“We’ve seen finishing barns that had some space being filled, but we haven’t seen a lot of new barns being built,” says Rice. “Producers held off building to see whether the duties became permanent. Still, long-term planning has been affected.”

Even if Canadians increase their finishing spaces that’s only one step in the process. “More finishing barns without more slaughter capacity doesn’t do much good,” says Plain.

Canadian slaughter capacity does seem to be increasing. One Canadian plant plans to move to a double-shift, increasing its capacity by 25,000 to 35,000 hogs a week. No one knows when or if the Maple Leaf plant will move to a double shift, but that also would increase shackle space. There has been talk of a plant in Saskatchewan, but right now it’s just talk.
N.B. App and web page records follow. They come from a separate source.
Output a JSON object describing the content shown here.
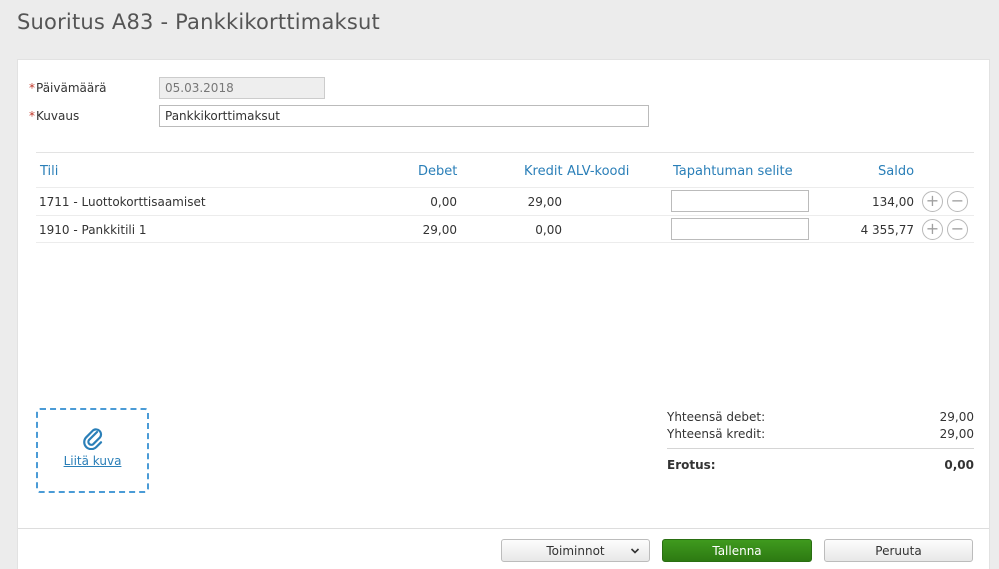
{
  "page": {
    "title": "Suoritus A83  -  Pankkikorttimaksut"
  },
  "form": {
    "date_label": "Päivämäärä",
    "date_value": "05.03.2018",
    "desc_label": "Kuvaus",
    "desc_value": "Pankkikorttimaksut",
    "required_mark": "*"
  },
  "grid": {
    "headers": {
      "account": "Tili",
      "debit": "Debet",
      "credit": "Kredit",
      "vat": "ALV-koodi",
      "explanation": "Tapahtuman selite",
      "balance": "Saldo"
    },
    "rows": [
      {
        "account": "1711 - Luottokorttisaamiset",
        "debit": "0,00",
        "credit": "29,00",
        "vat": "",
        "explanation": "",
        "balance": "134,00"
      },
      {
        "account": "1910 - Pankkitili 1",
        "debit": "29,00",
        "credit": "0,00",
        "vat": "",
        "explanation": "",
        "balance": "4 355,77"
      }
    ]
  },
  "attachment": {
    "link_label": "Liitä kuva",
    "icon": "paperclip-icon"
  },
  "totals": {
    "debit_label": "Yhteensä debet:",
    "debit_value": "29,00",
    "credit_label": "Yhteensä kredit:",
    "credit_value": "29,00",
    "diff_label": "Erotus:",
    "diff_value": "0,00"
  },
  "footer": {
    "actions_label": "Toiminnot",
    "save_label": "Tallenna",
    "cancel_label": "Peruuta"
  },
  "colors": {
    "accent": "#2a7fb8",
    "primary_button": "#2d7a12",
    "required": "#c0392b"
  }
}
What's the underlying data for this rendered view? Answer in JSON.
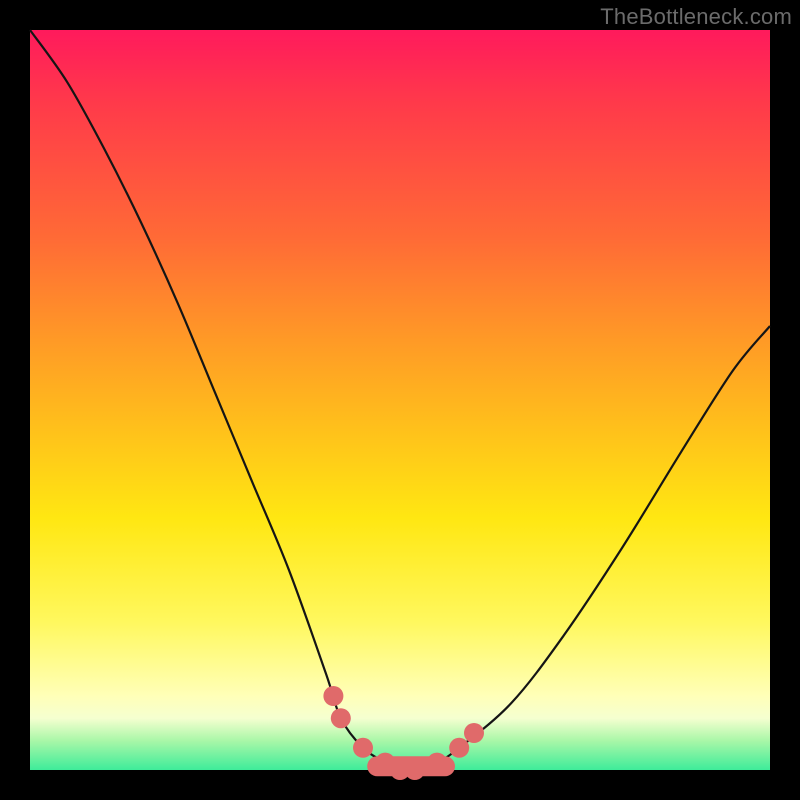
{
  "watermark": "TheBottleneck.com",
  "chart_data": {
    "type": "line",
    "title": "",
    "xlabel": "",
    "ylabel": "",
    "xlim": [
      0,
      1
    ],
    "ylim": [
      0,
      1
    ],
    "series": [
      {
        "name": "bottleneck-curve",
        "x": [
          0.0,
          0.05,
          0.1,
          0.15,
          0.2,
          0.25,
          0.3,
          0.35,
          0.4,
          0.42,
          0.45,
          0.48,
          0.5,
          0.52,
          0.55,
          0.58,
          0.65,
          0.72,
          0.8,
          0.88,
          0.95,
          1.0
        ],
        "values": [
          1.0,
          0.93,
          0.84,
          0.74,
          0.63,
          0.51,
          0.39,
          0.27,
          0.13,
          0.07,
          0.03,
          0.01,
          0.0,
          0.0,
          0.01,
          0.03,
          0.09,
          0.18,
          0.3,
          0.43,
          0.54,
          0.6
        ]
      }
    ],
    "markers": {
      "name": "highlight-points",
      "color": "#e06a6a",
      "x": [
        0.41,
        0.42,
        0.45,
        0.48,
        0.5,
        0.52,
        0.55,
        0.58,
        0.6
      ],
      "values": [
        0.1,
        0.07,
        0.03,
        0.01,
        0.0,
        0.0,
        0.01,
        0.03,
        0.05
      ]
    }
  }
}
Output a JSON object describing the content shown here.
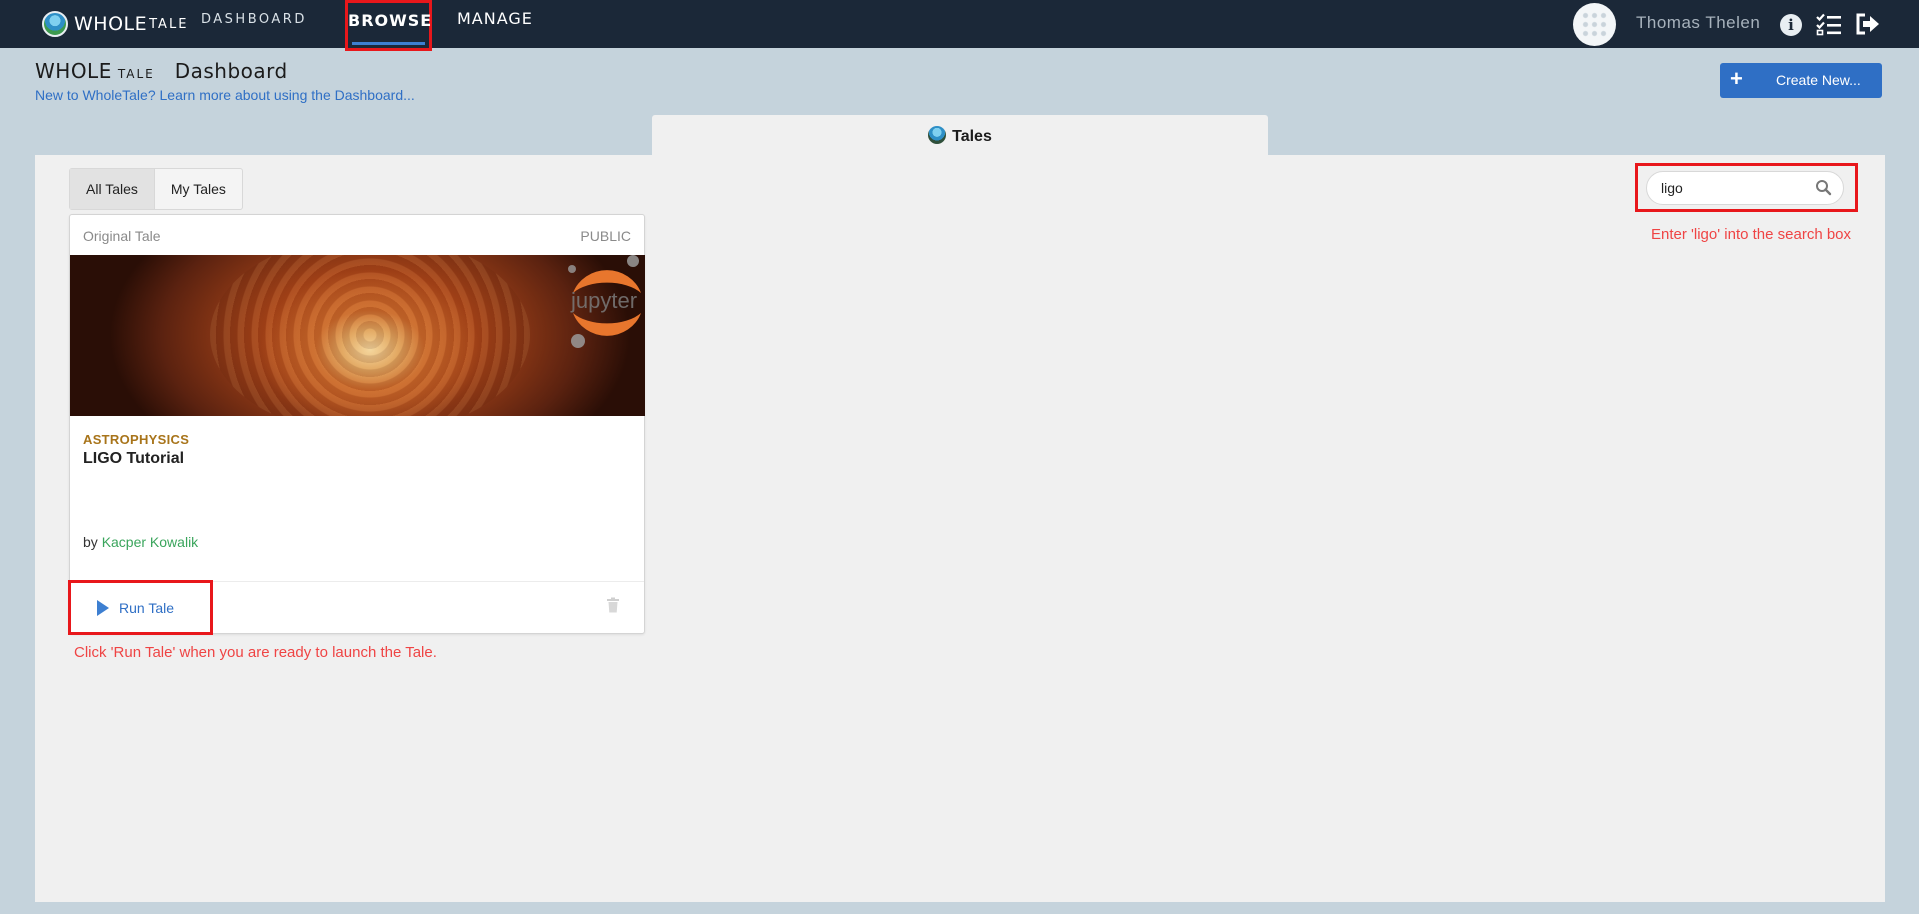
{
  "nav": {
    "brand_main": "WHOLE",
    "brand_small": "TALE",
    "dashboard_label": "DASHBOARD",
    "browse_label": "BROWSE",
    "manage_label": "MANAGE",
    "username": "Thomas Thelen",
    "info_glyph": "i",
    "icons": [
      "wholetale-logo-icon",
      "avatar",
      "info-icon",
      "tasks-icon",
      "logout-icon"
    ]
  },
  "header": {
    "title_main": "WHOLE",
    "title_small": "TALE",
    "title_page": "Dashboard",
    "learn_link": "New to WholeTale? Learn more about using the Dashboard...",
    "create_plus": "+",
    "create_label": "Create New..."
  },
  "tab": {
    "label": "Tales"
  },
  "filters": {
    "all_label": "All Tales",
    "my_label": "My Tales",
    "selected": "All Tales"
  },
  "search": {
    "value": "ligo",
    "placeholder": "Search"
  },
  "annotations": {
    "search_hint": "Enter 'ligo' into the search box",
    "run_hint": "Click 'Run Tale' when you are ready to launch the Tale."
  },
  "card": {
    "origin": "Original Tale",
    "visibility": "PUBLIC",
    "category": "ASTROPHYSICS",
    "title": "LIGO Tutorial",
    "by_prefix": "by",
    "author": "Kacper Kowalik",
    "run_label": "Run Tale",
    "image_badge": "jupyter"
  },
  "colors": {
    "navbar": "#1b2838",
    "accent_blue": "#2f6fc5",
    "annotation_red": "#e8171b",
    "category_gold": "#a8741a",
    "author_green": "#3aa55c"
  }
}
If Canada increases its packing capacity that pork will have to go somewhere, and the Canadians can’t possibly increase their pork consumption enough to absorb the extra supply. That means it will be exported. The United States now takes about 40 percent of Canada’s pork exports. The other 60 percent will compete with U.S. pork in the global market.

“The stronger Canadian dollar is going to be a challenge for Canadian pork exports,” says Meyer. “I’d guess we’ll eventually see some cutbacks in Canadian pork production.”

Today, if the U.S. dollar was as strong against the Canadian dollar as two years ago, cash hog prices in Canada would be 25 percent higher, says Rice. This has affected both Canadian producers and processors, and has led to some tempering of Canadian production growth.

Currently, the United States and Canada make up about 1.9 million tons of the 4.4  million tons in the world pork export market.

“The U.S. industry has become the largest pork exporter in the world, excluding inter-EU trading,” says Clare Schlegel, CPC president. “The U.S. pork export record would not have been attainable without Canadian swine.”

At the root of the trade case is differing farm policies between the two nations.

“Canadians point out the enormous grain subsidies the United States pays, and the United States complains about Canadian pork subsidies,” says Plain. “When you look at competitiveness, it doesn’t take a large subsidy advantage, just a small one will have large effects.”

Canada subsidizes whole farm programs, but doesn’t target any specific commodity, whether its hogs, dairy or crops. Rice says Canada tried to make its farm policies more in line with international rules. He points out that its pork industry is 10 percent of Canada’s agriculture complex and can’t force the other 90 percent to change.

Meyer counters by saying that Canadians need to drop subsidies, so that their pork producers respond to market signals regarding supply and demand. He adds that the United States couldn’t adopt Canadian farm policies or North America would end up with an oversupply of millions of hogs.

Still, there may be some opportunities to work together, such as combining the United States and Canadian Hogs and Pigs Reports. Meyer says the Canadian report asks some questions in a more specific manner than does USDA, so adopting some of the Canadian questions may be good for everyone.

“If we can remove the notion that imports are bad, so that North America can compete with Brazil and the European Union in the world pork market that would be positive,” says Rice. “We need to listen as well as talk to make that happen.” 

“This trade case has taken a good deal of our time and energy,” says Slegel. “Now we can go back to making the North American pork industry larger and more successful.”